- _Task instructions_: Provide nothing except how many lines of the data contain the word "number".
[Opening Study material section]
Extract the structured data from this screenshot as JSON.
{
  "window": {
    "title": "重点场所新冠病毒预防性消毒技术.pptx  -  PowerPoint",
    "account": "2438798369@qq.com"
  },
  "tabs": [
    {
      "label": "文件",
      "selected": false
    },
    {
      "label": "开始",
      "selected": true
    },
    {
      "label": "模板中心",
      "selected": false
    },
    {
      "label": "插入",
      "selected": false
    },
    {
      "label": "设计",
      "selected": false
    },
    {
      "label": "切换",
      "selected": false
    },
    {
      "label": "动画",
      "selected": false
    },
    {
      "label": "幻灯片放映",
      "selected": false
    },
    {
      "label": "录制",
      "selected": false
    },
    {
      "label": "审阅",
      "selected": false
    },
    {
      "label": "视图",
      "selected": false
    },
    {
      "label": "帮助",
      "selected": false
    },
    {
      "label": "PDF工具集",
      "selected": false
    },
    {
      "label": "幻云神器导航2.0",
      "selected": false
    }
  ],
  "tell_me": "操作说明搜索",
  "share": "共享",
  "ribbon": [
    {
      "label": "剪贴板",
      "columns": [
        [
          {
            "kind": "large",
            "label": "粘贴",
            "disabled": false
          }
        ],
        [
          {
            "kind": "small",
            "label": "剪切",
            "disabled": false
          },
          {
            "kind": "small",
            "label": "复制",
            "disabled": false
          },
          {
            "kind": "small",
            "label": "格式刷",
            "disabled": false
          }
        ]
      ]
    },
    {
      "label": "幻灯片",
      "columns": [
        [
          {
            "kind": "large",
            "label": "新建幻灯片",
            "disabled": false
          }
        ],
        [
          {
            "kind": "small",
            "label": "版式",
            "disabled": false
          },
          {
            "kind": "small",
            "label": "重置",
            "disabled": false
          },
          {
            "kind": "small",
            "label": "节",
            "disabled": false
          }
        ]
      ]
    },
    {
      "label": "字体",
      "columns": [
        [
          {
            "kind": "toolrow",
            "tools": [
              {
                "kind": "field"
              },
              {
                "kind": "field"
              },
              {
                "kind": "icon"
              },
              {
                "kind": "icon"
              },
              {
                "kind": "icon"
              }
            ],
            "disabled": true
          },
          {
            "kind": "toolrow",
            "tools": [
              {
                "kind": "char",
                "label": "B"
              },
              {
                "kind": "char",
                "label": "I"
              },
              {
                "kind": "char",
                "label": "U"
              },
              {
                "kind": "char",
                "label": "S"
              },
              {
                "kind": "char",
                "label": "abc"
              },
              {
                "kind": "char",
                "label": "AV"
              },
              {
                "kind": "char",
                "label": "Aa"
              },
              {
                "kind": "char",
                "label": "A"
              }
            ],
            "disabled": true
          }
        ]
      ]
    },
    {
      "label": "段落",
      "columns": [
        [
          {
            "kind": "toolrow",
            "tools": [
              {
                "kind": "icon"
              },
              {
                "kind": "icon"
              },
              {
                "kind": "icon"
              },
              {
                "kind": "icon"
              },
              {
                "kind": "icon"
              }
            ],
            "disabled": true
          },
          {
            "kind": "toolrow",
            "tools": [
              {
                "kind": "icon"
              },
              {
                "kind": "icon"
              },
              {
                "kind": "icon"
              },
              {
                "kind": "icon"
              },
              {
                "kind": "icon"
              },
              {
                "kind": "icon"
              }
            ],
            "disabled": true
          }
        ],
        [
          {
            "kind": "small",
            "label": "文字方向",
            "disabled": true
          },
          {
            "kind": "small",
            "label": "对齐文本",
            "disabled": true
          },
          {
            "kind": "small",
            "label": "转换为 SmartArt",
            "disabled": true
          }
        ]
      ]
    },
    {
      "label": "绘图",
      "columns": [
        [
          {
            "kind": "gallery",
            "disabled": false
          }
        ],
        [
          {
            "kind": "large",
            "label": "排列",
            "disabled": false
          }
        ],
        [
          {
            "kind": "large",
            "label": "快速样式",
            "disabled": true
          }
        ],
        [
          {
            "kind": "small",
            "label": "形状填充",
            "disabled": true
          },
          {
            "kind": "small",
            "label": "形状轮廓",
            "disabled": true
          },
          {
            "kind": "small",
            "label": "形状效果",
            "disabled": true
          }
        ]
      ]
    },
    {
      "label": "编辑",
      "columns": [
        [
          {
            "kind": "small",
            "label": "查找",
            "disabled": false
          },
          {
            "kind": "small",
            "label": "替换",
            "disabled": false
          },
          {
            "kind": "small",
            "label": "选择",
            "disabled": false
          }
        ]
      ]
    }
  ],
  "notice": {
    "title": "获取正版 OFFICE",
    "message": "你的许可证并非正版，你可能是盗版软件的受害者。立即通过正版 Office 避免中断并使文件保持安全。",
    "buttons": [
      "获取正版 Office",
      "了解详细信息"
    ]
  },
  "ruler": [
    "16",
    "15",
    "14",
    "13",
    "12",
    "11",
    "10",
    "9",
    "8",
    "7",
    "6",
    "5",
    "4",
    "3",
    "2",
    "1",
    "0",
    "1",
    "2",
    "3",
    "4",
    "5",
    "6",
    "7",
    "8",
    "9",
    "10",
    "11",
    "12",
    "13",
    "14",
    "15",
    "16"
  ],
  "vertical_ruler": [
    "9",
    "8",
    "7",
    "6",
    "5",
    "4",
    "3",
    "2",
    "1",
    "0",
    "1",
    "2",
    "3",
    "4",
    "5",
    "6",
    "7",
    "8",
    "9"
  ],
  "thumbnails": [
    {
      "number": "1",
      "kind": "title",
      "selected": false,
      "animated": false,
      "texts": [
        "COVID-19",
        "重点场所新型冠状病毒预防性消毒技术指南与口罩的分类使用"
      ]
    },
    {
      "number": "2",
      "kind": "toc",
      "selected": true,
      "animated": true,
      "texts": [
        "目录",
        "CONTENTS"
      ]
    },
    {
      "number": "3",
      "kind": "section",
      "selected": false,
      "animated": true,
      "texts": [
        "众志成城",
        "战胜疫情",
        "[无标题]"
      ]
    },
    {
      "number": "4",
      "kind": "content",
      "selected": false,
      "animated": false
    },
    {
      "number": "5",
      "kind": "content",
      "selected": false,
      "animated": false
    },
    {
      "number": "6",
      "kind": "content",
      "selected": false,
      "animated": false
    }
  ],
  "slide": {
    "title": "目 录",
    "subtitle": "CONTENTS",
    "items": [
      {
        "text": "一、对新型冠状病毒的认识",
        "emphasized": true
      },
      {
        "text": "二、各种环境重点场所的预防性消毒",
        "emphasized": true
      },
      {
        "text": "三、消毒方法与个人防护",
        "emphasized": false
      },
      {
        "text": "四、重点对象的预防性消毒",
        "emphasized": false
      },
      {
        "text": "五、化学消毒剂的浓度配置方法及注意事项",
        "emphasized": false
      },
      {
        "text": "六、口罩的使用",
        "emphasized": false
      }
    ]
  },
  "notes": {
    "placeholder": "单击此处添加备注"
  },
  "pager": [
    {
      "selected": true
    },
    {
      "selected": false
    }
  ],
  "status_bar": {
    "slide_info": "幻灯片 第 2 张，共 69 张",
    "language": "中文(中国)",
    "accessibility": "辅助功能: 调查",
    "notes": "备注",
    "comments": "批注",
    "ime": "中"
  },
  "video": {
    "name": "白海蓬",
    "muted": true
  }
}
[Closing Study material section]
- _Response to this exercise_: 6